In Nepal, many families view the birth of a baby girl as an economic burden. To reduce sex-selective abortion, one city in Nepal is encouraging families to keep their daughters - and it’s paying them for having baby girls.
Lawmakers in Nepal are looking at a proposed anti-torture bill that takes aim at torture by law enforcement officials, including Nepal Police. However, human rights activists worry that the proposal does not do enough to curb police practices of torture and coerced confessions.
Two major political parties support granting amnesty to those guilty of crimes and atrocities during a decade-long conflict, and this plan is feared to mar the efforts of the two-year-old Truth and Reconciliation Commission, which has already been criticized as ineffective. Voices from several points of view convey the tensions surrounding the transitional justice process.
For the first time in Nepal’s history, a member of the historically oppressed Badi community has been elected to the country’s Parliament. Uma Devi Badi has made history – but others wonder whether she can make a change.
The Nepalese government struggles to enforce a law requiring all international volunteers to apply for work permits before taking even unpaid jobs in the country. Some volunteers take temporary jobs at children’s homes, some of which offer the visitors unfettered access to children.
Nearly 400,000 Nepalese work abroad, and they pay into a special fund to provide scholarships for children of migrant workers who are killed or seriously injured. There’s a catch, though: Only the children of those who were abroad legally can qualify for the help.
In Nepal, sex work is common among women of the Badi community, locally considered a sub-caste. Government aid to provide other job prospects for Badi sex workers has declined, forcing many to remain in the trade as they say it affords them a decent income.
The Nepalese government outlawed the haliya - indentured servitude - system in 2008, but thousands of people are still stuck in bonded labor. They say they need land to support themselves, but the government struggles to even find them.
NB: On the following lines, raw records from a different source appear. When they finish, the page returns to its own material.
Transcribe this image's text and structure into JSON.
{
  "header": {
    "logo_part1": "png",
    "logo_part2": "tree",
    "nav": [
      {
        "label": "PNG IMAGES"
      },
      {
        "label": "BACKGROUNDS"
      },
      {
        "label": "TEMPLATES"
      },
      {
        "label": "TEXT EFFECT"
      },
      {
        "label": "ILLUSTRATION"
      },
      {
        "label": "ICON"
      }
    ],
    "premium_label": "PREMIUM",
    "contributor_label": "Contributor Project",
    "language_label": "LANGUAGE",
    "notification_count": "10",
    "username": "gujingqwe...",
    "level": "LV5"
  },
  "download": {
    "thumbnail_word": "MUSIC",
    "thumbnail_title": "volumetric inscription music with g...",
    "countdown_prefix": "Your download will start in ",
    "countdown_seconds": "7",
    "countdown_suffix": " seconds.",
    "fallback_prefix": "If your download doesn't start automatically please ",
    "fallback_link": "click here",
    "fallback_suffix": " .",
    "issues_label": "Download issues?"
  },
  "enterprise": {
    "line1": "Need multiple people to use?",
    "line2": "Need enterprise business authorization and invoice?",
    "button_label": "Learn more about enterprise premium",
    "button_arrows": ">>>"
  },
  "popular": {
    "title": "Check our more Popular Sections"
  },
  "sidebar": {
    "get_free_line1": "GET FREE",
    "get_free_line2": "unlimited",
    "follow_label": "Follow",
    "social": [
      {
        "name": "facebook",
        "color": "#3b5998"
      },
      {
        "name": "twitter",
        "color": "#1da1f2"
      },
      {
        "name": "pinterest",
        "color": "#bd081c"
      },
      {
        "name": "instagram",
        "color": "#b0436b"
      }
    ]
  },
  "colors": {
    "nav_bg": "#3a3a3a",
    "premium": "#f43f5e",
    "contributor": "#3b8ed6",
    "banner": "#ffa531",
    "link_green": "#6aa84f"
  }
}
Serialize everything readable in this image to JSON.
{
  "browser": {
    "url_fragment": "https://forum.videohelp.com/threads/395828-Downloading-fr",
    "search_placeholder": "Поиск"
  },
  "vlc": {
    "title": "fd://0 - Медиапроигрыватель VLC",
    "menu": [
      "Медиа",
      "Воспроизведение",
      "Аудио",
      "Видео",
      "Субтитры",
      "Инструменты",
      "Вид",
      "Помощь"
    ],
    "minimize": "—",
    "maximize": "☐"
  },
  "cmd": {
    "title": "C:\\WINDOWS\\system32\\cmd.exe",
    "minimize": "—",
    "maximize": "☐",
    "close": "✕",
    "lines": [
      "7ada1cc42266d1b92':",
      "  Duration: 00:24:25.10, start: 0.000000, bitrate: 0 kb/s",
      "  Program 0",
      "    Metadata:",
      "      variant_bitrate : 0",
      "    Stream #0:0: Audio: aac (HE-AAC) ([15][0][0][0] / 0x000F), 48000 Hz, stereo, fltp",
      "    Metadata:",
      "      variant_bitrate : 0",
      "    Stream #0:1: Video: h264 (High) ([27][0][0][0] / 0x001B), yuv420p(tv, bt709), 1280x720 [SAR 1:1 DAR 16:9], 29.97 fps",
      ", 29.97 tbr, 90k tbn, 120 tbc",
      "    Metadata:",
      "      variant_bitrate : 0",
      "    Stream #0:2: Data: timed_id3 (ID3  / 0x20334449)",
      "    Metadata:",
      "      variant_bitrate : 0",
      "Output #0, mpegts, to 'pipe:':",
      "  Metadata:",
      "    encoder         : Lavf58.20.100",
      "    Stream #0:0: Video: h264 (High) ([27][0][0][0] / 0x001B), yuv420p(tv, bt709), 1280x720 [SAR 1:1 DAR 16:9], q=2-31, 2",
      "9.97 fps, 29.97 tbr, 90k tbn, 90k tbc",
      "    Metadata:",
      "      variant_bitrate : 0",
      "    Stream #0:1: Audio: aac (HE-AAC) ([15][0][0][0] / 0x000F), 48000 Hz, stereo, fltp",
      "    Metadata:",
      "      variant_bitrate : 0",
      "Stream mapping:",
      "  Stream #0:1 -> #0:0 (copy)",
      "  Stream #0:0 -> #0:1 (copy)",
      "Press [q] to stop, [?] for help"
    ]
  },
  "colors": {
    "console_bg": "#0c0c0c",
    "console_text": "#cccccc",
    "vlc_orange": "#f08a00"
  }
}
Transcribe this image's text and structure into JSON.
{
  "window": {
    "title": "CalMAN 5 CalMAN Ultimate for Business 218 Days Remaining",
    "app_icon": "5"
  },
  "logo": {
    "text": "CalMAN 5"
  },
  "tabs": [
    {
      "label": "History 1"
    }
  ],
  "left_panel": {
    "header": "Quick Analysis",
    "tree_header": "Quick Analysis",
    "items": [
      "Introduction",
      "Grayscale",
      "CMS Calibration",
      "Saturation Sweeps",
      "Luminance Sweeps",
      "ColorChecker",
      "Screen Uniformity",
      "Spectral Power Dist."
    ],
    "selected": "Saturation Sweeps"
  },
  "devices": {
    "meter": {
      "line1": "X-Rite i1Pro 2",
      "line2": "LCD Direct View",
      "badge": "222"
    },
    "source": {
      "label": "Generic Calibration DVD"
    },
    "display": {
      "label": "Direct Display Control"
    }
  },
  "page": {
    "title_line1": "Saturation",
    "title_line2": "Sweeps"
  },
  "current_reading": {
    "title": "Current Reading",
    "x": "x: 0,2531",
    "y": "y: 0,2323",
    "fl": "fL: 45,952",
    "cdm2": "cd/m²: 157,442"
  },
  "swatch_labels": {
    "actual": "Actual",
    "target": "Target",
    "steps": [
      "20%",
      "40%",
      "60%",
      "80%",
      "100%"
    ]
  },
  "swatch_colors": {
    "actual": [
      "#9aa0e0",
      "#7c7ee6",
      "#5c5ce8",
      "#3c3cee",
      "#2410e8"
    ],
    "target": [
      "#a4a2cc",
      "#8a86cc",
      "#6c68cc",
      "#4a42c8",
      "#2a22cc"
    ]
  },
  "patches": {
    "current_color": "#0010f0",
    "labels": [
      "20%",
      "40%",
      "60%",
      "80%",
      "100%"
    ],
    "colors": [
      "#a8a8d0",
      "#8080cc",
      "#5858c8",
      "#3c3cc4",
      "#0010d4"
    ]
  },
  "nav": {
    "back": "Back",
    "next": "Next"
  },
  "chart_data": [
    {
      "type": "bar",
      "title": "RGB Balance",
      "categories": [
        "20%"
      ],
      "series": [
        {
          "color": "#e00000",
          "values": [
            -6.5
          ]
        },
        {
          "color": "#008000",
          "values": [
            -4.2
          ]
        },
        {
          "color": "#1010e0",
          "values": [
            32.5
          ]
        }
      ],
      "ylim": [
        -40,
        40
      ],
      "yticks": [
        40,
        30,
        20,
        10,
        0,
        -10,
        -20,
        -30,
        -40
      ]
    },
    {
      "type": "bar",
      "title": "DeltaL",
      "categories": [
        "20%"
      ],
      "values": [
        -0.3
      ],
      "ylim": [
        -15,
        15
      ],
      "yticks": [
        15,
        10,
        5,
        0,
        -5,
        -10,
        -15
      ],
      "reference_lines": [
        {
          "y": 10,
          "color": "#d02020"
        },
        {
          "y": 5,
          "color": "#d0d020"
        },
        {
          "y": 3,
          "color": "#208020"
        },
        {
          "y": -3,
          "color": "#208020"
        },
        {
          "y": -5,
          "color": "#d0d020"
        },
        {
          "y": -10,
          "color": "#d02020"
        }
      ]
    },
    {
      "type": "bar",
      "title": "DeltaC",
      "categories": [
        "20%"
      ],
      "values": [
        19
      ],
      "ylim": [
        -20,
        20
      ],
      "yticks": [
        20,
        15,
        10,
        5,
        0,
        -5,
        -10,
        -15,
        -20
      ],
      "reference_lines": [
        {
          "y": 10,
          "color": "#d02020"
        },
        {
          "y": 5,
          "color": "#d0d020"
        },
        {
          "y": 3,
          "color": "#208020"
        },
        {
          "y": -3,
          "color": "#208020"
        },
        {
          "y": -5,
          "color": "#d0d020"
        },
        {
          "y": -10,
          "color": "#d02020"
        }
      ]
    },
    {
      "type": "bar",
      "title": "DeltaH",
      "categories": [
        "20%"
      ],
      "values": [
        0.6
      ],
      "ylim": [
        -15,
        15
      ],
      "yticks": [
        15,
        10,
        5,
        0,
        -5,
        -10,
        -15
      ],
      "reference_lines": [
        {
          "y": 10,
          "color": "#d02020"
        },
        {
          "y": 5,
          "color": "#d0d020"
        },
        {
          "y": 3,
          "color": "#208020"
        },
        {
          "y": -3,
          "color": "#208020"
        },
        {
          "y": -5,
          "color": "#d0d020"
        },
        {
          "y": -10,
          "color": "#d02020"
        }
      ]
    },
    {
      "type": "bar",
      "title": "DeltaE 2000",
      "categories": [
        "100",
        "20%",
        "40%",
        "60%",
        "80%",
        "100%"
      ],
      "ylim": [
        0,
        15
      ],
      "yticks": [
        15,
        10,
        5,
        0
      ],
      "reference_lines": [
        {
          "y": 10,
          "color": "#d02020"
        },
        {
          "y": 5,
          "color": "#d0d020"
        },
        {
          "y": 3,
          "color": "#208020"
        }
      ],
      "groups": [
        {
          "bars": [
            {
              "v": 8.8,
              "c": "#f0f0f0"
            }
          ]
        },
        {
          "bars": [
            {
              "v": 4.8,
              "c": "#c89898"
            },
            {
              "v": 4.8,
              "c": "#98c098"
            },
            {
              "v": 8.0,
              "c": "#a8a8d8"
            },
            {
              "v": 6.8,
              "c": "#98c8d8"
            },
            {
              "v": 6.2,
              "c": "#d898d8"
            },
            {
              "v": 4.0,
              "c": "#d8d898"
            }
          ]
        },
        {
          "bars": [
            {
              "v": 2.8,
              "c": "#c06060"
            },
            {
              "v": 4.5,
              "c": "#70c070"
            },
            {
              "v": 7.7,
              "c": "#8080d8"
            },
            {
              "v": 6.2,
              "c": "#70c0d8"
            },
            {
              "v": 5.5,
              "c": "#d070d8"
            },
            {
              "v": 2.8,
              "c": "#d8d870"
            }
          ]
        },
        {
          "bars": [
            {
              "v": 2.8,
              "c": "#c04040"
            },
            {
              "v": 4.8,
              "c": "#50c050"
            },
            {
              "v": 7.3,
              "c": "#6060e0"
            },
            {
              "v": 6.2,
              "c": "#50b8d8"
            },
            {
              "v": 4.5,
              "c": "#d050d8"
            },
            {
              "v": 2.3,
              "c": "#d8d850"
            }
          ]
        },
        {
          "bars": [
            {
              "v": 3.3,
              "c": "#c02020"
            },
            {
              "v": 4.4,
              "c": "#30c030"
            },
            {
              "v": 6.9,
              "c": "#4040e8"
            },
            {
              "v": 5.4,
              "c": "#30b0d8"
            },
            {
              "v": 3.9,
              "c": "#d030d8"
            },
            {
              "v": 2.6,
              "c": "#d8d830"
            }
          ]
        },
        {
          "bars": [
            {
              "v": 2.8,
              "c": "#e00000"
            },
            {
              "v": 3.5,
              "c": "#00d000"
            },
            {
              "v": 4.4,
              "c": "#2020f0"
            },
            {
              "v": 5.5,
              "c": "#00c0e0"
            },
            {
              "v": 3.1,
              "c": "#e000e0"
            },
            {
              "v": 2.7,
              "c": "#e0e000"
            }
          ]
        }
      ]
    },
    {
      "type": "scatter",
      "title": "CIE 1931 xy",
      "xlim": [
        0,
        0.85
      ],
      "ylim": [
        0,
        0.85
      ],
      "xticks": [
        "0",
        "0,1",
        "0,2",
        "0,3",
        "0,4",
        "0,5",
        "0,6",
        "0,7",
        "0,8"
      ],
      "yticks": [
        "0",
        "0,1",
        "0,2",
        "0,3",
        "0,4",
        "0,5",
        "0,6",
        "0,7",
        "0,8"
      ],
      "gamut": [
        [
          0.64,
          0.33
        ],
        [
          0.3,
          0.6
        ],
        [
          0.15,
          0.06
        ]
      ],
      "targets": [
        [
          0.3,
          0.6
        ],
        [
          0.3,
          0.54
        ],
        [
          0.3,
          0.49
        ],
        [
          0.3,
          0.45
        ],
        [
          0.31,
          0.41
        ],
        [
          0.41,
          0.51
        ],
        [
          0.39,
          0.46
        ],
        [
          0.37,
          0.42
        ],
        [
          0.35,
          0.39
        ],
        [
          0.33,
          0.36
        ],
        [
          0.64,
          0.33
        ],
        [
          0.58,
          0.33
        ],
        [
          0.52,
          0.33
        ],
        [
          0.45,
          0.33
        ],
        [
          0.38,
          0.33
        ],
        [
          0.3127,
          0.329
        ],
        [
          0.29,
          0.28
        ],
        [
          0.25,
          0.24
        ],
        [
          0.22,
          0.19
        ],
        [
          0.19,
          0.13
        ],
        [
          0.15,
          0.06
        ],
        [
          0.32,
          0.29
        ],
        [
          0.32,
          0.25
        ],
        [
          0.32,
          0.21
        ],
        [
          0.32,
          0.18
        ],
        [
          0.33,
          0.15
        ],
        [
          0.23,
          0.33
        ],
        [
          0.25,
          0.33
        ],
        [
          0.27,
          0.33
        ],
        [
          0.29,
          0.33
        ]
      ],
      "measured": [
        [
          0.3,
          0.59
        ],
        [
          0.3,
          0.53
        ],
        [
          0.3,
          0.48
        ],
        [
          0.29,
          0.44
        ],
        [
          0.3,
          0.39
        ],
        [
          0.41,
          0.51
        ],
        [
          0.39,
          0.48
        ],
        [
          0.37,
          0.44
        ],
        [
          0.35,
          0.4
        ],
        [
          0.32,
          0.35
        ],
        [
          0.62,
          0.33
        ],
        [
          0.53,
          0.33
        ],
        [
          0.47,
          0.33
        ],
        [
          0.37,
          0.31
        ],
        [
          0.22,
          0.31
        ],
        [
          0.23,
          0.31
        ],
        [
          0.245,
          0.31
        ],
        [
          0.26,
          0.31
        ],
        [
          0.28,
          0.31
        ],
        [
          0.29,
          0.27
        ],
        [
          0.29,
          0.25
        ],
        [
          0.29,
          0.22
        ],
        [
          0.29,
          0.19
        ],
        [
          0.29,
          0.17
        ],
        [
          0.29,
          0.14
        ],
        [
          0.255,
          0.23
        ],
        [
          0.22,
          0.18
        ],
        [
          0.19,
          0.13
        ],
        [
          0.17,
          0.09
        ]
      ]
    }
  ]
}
When a kidney is stolen, who’s to blame? In Nepal, police and transplant hospitals seem powerless to thwart a growing trade in black-market kidneys, many taken from young Nepali men in exchange for promised payments that they never receive.